Written by Lloyd George’s great-grandson, Robert, this three-hander about the Liberal Prime Minister and his relationship with his famous successor comes with bona fide credentials. Unfortunately, that close-to-the-source authenticity doesn’t reveal itself in any deep insight or unveiled secret, other than perhaps some court sexual tittle-tattle. Winston and David is a rather conventional play giving a straightforward and unchallenging history.

The third hand in the piece is Frances “Pussy” Stevenson (Alexandra Donnachie), Lloyd George’s children’s governess, his private secretary and his mistress. It is her voice we first hear as she introduces her beloved ‘LG’ and it is her perspective on the two gents’ relationship we mainly hear. So far, so good.

However, we’ve reason to suspect the words put in her mouth to be a poor reflection of reality. She speaks purely adoringly of the man 25 years her elder as if arguing for his sainthood, as if there are no further questions to be asked. On LG’s death, Churchill called him the greatest Welshman since the Tudors and for Frances that would be an understatement. Perhaps her love for him was total, perhaps he was a giant among men whose allure was inescapable – no moral judgement on age-gap relationships is being cast here. But to not properly engage with the moral ambiguity of making a mistress of your late daughter’s schoolfriend, either from her perspective or others’, seems a missed dramatic opportunity.
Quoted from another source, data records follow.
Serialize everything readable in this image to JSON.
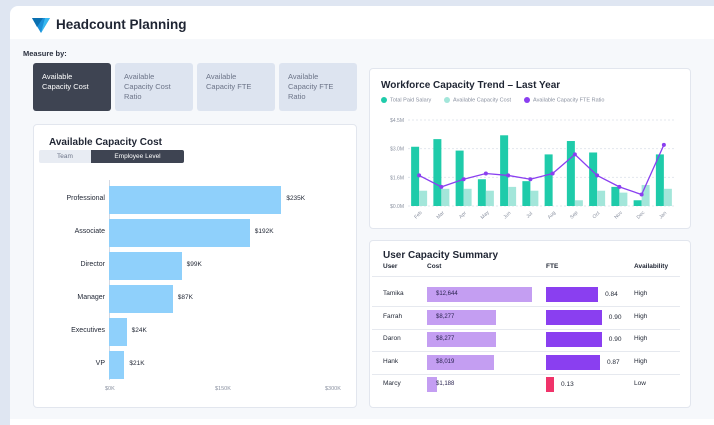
{
  "app": {
    "title": "Headcount Planning",
    "logo_icon": "brand-logo-icon"
  },
  "measure": {
    "label": "Measure by:",
    "tabs": [
      {
        "label": "Available\nCapacity Cost",
        "active": true
      },
      {
        "label": "Available\nCapacity Cost\nRatio",
        "active": false
      },
      {
        "label": "Available\nCapacity FTE",
        "active": false
      },
      {
        "label": "Available\nCapacity FTE\nRatio",
        "active": false
      }
    ]
  },
  "capacity_cost": {
    "title": "Available Capacity Cost",
    "toggle": {
      "team": "Team",
      "employee": "Employee Level"
    }
  },
  "trend": {
    "title": "Workforce Capacity Trend – Last Year",
    "legend": [
      "Total Paid Salary",
      "Available Capacity Cost",
      "Available Capacity FTE Ratio"
    ]
  },
  "summary": {
    "title": "User Capacity Summary",
    "headers": {
      "user": "User",
      "cost": "Cost",
      "fte": "FTE",
      "availability": "Availability"
    },
    "rows": [
      {
        "user": "Tamika",
        "cost": "$12,644",
        "cost_value": 12644,
        "fte": "0.84",
        "fte_value": 0.84,
        "availability": "High"
      },
      {
        "user": "Farrah",
        "cost": "$8,277",
        "cost_value": 8277,
        "fte": "0.90",
        "fte_value": 0.9,
        "availability": "High"
      },
      {
        "user": "Daron",
        "cost": "$8,277",
        "cost_value": 8277,
        "fte": "0.90",
        "fte_value": 0.9,
        "availability": "High"
      },
      {
        "user": "Hank",
        "cost": "$8,019",
        "cost_value": 8019,
        "fte": "0.87",
        "fte_value": 0.87,
        "availability": "High"
      },
      {
        "user": "Marcy",
        "cost": "$1,188",
        "cost_value": 1188,
        "fte": "0.13",
        "fte_value": 0.13,
        "availability": "Low"
      }
    ]
  },
  "colors": {
    "salary": "#1fcbaa",
    "capacity_cost": "#a3e6da",
    "fte_ratio": "#8a3ff0",
    "hbar": "#8fd0fb",
    "active_tab": "#3e4452",
    "low_fte": "#f0336a"
  },
  "chart_data": [
    {
      "type": "bar",
      "orientation": "horizontal",
      "title": "Available Capacity Cost",
      "categories": [
        "Professional",
        "Associate",
        "Director",
        "Manager",
        "Executives",
        "VP"
      ],
      "values": [
        235,
        192,
        99,
        87,
        24,
        21
      ],
      "value_labels": [
        "$235K",
        "$192K",
        "$99K",
        "$87K",
        "$24K",
        "$21K"
      ],
      "xlim": [
        0,
        300
      ],
      "x_ticks": [
        "$0K",
        "$150K",
        "$300K"
      ]
    },
    {
      "type": "bar",
      "title": "Workforce Capacity Trend – Last Year",
      "categories": [
        "Feb",
        "Mar",
        "Apr",
        "May",
        "Jun",
        "Jul",
        "Aug",
        "Sep",
        "Oct",
        "Nov",
        "Dec",
        "Jan"
      ],
      "y_ticks": [
        "$0.0M",
        "$1.6M",
        "$3.0M",
        "$4.5M"
      ],
      "ylim": [
        0,
        4.5
      ],
      "series": [
        {
          "name": "Total Paid Salary",
          "kind": "bar",
          "values": [
            3.1,
            3.5,
            2.9,
            1.4,
            3.7,
            1.3,
            2.7,
            3.4,
            2.8,
            1.0,
            0.3,
            2.7
          ]
        },
        {
          "name": "Available Capacity Cost",
          "kind": "bar",
          "values": [
            0.8,
            0.9,
            0.9,
            0.8,
            1.0,
            0.8,
            0.0,
            0.3,
            0.8,
            0.7,
            1.1,
            0.9
          ]
        },
        {
          "name": "Available Capacity FTE Ratio",
          "kind": "line",
          "values": [
            1.6,
            1.0,
            1.4,
            1.7,
            1.6,
            1.4,
            1.7,
            2.7,
            1.6,
            1.0,
            0.6,
            3.2
          ]
        }
      ]
    }
  ]
}
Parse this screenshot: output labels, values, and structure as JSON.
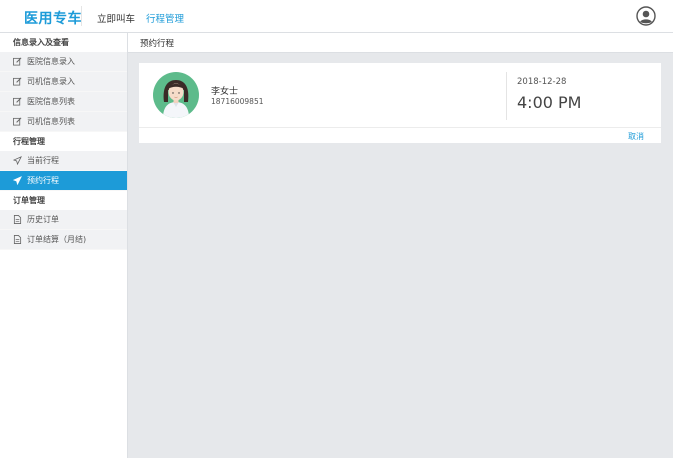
{
  "header": {
    "brand": "医用专车",
    "nav": [
      {
        "label": "立即叫车",
        "active": false
      },
      {
        "label": "行程管理",
        "active": true
      }
    ],
    "user_icon": "user-circle-icon"
  },
  "sidebar": {
    "sections": [
      {
        "title": "信息录入及查看",
        "items": [
          {
            "label": "医院信息录入",
            "icon": "edit-icon"
          },
          {
            "label": "司机信息录入",
            "icon": "edit-icon"
          },
          {
            "label": "医院信息列表",
            "icon": "edit-icon"
          },
          {
            "label": "司机信息列表",
            "icon": "edit-icon"
          }
        ]
      },
      {
        "title": "行程管理",
        "items": [
          {
            "label": "当前行程",
            "icon": "send-icon"
          },
          {
            "label": "预约行程",
            "icon": "send-icon",
            "active": true
          }
        ]
      },
      {
        "title": "订单管理",
        "items": [
          {
            "label": "历史订单",
            "icon": "document-icon"
          },
          {
            "label": "订单结算（月结)",
            "icon": "document-icon"
          }
        ]
      }
    ]
  },
  "main": {
    "title": "预约行程",
    "trip": {
      "passenger_name": "李女士",
      "passenger_phone": "18716009851",
      "date": "2018-12-28",
      "time": "4:00 PM",
      "cancel_label": "取消"
    }
  },
  "colors": {
    "accent": "#1d9bd8",
    "background": "#e6e8eb",
    "sidebar_item_bg": "#f1f2f4"
  }
}
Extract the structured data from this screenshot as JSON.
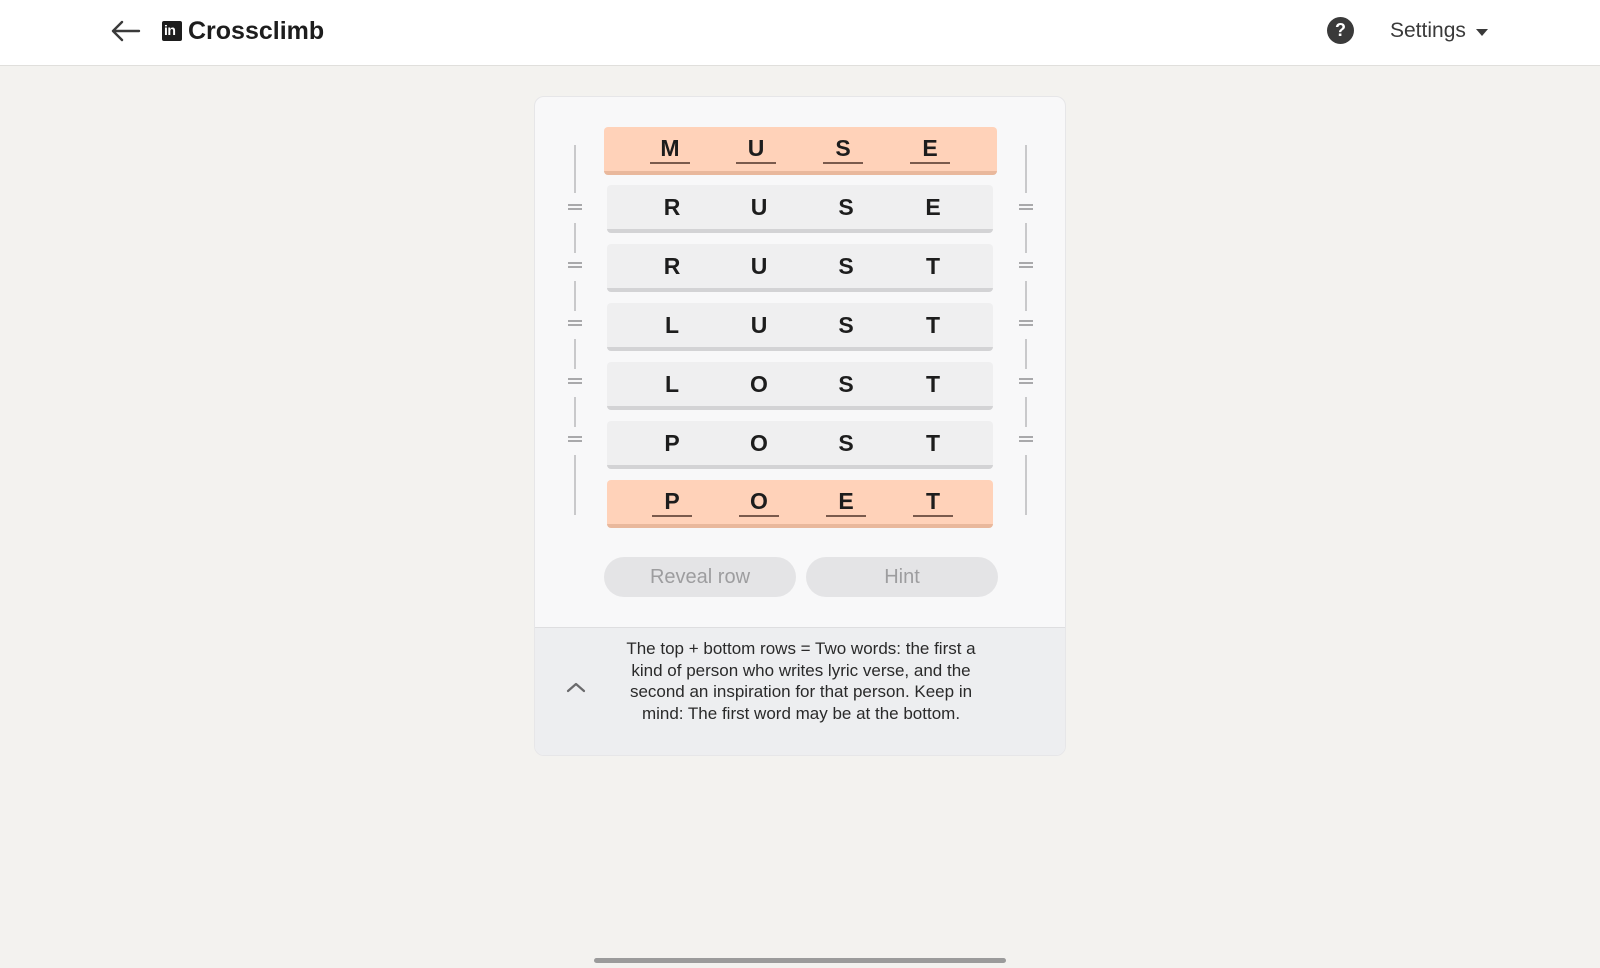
{
  "header": {
    "title": "Crossclimb",
    "logo_text": "in",
    "help_symbol": "?",
    "settings_label": "Settings"
  },
  "puzzle": {
    "rows": [
      {
        "letters": [
          "M",
          "U",
          "S",
          "E"
        ],
        "locked": true
      },
      {
        "letters": [
          "R",
          "U",
          "S",
          "E"
        ],
        "locked": false
      },
      {
        "letters": [
          "R",
          "U",
          "S",
          "T"
        ],
        "locked": false
      },
      {
        "letters": [
          "L",
          "U",
          "S",
          "T"
        ],
        "locked": false
      },
      {
        "letters": [
          "L",
          "O",
          "S",
          "T"
        ],
        "locked": false
      },
      {
        "letters": [
          "P",
          "O",
          "S",
          "T"
        ],
        "locked": false
      },
      {
        "letters": [
          "P",
          "O",
          "E",
          "T"
        ],
        "locked": true
      }
    ]
  },
  "buttons": {
    "reveal_label": "Reveal row",
    "hint_label": "Hint"
  },
  "clue": {
    "text": "The top + bottom rows = Two words: the first a kind of person who writes lyric verse, and the second an inspiration for that person. Keep in mind: The first word may be at the bottom."
  },
  "colors": {
    "locked_row": "#ffd2b9",
    "row": "#efeff0",
    "page_bg": "#f3f2ef"
  },
  "icons": {
    "back": "arrow-left-icon",
    "help": "question-circle-icon",
    "settings_caret": "caret-down-icon",
    "collapse": "chevron-up-icon",
    "drag_handle": "drag-handle-icon"
  }
}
We need more convincing on the transcendency of their love.

This superficiality is evident elsewhere too. Turning point incidents are over-flagged and under-scripted. The scene where Lloyd George loses his daughter amounts to bare statements about his grief and is accompanied by a cheap-sounding keyboard. The war, Frances tells us, with was ‘a terrible time’ after which people wanted to ‘live a bit’. It lacks the rhetorical flourishes either man could have imparted.

None of this is the fault of the actors before us. Neither Peter Swales as Churchill or Geraint Rhys as David Lloyd George attempt full on impersonations of their characters, nor do they need to. The two men’s dynamic carries without it. And Donnachie narrates well as Frances, doubles as Clemmie Churchill and even throws in a decent Michael Collins for good measure.

The play has been adapted from the author’s 2005 book and it shows, with too much attention paid to chronological veracity and not enough to characterisation. There is a story here, a nationally important one, about a cross-chamber friendship that bestrode the early 20th century and encompassed the most dramatic events in these islands’ history. But presented like this it does bear the hallmarks of a family vanity project.